## Source records
━━━━━━━━━━━━━━━━

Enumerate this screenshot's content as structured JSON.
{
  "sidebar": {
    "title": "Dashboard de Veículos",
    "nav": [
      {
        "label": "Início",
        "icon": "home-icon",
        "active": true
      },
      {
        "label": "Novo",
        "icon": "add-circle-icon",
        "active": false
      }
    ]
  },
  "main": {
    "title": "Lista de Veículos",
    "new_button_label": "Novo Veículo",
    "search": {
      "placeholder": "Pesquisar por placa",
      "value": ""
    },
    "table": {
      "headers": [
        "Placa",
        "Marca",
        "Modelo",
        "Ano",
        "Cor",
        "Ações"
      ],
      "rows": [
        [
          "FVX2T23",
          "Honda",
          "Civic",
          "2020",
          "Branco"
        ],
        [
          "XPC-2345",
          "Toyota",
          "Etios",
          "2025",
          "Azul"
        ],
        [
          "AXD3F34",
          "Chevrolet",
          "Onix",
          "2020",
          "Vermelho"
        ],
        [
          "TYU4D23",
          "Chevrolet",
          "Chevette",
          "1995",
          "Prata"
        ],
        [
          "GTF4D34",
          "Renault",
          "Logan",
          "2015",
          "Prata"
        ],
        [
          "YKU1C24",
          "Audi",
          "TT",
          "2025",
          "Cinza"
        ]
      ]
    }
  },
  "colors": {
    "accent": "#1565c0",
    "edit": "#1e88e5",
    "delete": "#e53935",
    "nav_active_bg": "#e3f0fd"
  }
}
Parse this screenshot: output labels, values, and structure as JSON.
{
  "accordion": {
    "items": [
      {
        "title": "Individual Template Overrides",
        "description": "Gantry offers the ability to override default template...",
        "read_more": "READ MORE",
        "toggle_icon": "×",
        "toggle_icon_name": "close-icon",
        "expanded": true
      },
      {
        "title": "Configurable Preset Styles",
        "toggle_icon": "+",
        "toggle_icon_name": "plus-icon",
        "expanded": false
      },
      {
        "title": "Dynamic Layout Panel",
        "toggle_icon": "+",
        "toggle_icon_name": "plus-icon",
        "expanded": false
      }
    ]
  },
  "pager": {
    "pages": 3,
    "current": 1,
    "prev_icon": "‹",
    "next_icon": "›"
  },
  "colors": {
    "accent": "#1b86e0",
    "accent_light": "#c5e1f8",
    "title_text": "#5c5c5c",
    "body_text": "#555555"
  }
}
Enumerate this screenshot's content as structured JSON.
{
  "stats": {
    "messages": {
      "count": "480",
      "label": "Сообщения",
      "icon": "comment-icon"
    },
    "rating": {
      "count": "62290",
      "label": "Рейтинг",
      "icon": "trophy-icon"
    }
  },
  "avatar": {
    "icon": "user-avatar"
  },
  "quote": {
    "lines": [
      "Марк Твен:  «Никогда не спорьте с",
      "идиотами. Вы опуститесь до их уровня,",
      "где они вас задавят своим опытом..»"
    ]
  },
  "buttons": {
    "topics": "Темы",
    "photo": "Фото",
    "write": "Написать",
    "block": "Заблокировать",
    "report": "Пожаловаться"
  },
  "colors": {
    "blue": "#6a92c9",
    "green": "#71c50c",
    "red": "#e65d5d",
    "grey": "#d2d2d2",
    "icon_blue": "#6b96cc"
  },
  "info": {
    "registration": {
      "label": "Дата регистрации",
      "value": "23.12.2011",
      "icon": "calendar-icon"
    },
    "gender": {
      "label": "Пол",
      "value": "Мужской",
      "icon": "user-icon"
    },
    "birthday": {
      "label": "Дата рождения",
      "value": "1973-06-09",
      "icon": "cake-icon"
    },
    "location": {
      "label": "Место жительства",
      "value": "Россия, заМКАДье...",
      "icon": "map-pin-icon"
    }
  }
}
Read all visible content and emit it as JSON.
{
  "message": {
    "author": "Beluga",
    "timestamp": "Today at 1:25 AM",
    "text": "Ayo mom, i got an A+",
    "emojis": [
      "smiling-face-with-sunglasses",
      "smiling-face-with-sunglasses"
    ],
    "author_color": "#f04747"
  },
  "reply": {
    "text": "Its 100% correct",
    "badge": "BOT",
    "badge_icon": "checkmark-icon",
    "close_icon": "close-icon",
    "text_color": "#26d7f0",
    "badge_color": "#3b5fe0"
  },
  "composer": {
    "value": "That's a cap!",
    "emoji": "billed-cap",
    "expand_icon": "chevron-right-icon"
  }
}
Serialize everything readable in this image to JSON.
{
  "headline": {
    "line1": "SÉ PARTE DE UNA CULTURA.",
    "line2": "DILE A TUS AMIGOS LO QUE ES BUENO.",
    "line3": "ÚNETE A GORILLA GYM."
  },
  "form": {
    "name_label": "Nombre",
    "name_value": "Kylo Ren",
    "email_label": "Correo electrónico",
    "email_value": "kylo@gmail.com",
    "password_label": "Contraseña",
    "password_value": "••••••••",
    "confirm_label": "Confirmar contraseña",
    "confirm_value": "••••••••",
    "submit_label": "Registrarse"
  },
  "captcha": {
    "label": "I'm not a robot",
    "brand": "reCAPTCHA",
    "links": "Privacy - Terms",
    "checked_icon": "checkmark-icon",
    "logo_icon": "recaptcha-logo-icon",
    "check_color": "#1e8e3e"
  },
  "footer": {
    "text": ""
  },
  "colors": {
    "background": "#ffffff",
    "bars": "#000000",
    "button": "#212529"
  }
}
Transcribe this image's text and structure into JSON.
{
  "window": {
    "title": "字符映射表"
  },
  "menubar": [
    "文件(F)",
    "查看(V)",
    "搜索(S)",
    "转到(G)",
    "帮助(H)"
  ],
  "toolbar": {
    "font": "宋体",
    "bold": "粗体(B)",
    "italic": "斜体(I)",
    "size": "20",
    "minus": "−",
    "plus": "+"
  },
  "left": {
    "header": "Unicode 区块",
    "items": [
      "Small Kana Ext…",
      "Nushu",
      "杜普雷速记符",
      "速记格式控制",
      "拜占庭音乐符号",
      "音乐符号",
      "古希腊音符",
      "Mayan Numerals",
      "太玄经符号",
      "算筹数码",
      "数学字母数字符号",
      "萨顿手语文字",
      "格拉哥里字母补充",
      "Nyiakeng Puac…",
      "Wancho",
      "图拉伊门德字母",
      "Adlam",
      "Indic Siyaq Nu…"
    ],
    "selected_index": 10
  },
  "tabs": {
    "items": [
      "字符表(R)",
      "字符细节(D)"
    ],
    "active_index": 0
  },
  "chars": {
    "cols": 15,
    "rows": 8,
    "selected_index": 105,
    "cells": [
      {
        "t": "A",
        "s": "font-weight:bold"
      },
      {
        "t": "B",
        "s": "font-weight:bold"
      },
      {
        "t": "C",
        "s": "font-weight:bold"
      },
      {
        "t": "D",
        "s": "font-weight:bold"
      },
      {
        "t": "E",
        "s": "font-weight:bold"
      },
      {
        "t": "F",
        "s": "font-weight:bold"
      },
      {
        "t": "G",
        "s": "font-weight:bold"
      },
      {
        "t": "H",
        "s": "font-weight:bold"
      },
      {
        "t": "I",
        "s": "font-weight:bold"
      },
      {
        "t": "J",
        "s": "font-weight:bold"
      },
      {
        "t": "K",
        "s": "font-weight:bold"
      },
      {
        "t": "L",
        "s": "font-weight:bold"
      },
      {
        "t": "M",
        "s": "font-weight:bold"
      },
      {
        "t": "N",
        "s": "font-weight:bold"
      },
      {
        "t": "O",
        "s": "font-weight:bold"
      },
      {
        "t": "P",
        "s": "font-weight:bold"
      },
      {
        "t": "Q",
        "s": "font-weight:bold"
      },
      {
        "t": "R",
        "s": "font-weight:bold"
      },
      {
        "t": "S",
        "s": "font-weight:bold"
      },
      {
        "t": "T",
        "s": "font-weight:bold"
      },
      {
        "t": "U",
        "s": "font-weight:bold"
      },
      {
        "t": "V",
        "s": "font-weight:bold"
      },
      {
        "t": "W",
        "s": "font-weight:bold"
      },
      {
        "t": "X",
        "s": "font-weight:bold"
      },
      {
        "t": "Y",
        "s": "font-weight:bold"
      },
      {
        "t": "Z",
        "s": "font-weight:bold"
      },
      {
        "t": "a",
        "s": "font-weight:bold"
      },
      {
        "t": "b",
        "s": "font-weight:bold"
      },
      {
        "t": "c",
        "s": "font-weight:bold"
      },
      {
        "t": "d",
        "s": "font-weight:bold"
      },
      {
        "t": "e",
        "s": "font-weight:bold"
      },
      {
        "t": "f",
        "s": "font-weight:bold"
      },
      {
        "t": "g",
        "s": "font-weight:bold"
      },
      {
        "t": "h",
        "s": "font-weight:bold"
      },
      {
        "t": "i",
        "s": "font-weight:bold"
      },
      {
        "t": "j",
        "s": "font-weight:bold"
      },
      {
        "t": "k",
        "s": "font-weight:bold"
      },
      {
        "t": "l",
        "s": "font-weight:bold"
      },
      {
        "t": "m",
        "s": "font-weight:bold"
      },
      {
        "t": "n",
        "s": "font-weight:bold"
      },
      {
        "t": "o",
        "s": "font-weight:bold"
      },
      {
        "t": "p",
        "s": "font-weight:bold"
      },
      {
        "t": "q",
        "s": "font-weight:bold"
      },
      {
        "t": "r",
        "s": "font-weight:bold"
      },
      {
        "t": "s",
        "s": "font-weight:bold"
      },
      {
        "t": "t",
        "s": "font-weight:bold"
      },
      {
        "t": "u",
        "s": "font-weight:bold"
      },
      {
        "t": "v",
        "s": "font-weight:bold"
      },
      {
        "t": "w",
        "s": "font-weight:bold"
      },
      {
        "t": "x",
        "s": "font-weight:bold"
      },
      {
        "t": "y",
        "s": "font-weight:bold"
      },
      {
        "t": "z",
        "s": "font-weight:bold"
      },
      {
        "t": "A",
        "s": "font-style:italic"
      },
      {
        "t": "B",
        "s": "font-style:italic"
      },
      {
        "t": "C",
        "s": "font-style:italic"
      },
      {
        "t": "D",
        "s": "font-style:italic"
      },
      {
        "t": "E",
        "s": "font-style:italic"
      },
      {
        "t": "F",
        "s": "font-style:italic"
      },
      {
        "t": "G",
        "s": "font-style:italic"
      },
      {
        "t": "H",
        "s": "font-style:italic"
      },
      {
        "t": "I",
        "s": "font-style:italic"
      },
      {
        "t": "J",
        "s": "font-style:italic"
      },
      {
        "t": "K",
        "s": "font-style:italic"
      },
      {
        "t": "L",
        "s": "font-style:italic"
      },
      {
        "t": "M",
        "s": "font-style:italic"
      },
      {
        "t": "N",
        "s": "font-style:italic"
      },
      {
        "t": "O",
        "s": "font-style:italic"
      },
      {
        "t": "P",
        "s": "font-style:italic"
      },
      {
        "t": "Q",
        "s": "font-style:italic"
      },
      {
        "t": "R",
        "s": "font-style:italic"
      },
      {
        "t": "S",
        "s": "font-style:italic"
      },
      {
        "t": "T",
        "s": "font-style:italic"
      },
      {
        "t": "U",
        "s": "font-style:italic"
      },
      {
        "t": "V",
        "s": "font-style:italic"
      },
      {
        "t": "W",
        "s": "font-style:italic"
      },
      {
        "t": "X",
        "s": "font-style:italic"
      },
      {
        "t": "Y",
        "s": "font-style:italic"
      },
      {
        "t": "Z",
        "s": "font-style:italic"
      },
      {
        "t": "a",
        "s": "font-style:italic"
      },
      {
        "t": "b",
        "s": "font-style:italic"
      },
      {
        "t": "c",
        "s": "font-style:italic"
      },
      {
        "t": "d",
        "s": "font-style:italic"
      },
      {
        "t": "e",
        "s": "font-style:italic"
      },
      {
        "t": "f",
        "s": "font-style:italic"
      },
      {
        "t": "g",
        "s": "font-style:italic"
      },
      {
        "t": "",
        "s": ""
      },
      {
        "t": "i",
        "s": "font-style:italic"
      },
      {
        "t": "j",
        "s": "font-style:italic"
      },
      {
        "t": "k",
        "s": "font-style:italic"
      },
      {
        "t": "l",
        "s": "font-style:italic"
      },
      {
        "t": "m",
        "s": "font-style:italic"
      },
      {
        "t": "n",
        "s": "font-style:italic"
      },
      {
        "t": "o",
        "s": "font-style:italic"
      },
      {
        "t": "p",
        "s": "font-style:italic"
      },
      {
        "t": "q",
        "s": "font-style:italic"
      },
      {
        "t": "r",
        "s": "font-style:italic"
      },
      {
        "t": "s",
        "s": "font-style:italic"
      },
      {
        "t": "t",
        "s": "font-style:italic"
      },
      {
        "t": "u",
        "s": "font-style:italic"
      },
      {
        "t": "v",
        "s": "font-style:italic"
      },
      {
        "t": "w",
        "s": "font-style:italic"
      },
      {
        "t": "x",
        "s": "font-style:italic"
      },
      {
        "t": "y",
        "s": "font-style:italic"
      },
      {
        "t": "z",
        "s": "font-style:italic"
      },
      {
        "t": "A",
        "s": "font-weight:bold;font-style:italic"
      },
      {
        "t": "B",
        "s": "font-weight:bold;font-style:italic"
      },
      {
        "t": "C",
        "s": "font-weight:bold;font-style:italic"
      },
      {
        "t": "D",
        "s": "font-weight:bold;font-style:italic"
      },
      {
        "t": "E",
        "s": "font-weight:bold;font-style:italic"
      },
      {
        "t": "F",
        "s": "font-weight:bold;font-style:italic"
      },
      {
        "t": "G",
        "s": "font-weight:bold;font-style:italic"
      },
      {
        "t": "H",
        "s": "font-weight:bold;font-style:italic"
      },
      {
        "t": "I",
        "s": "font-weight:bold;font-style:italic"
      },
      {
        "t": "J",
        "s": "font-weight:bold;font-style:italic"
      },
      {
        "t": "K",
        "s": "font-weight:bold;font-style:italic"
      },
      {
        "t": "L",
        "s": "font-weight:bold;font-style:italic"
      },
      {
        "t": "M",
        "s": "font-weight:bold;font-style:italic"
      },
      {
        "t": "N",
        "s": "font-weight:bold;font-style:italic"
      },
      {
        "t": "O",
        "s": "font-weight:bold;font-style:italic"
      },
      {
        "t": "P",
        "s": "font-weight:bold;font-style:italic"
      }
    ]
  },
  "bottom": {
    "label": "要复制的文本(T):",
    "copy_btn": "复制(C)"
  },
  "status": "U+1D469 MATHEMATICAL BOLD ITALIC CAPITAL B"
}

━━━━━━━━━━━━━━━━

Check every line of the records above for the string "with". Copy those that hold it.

      "smiling-face-with-sunglasses",
      "smiling-face-with-sunglasses"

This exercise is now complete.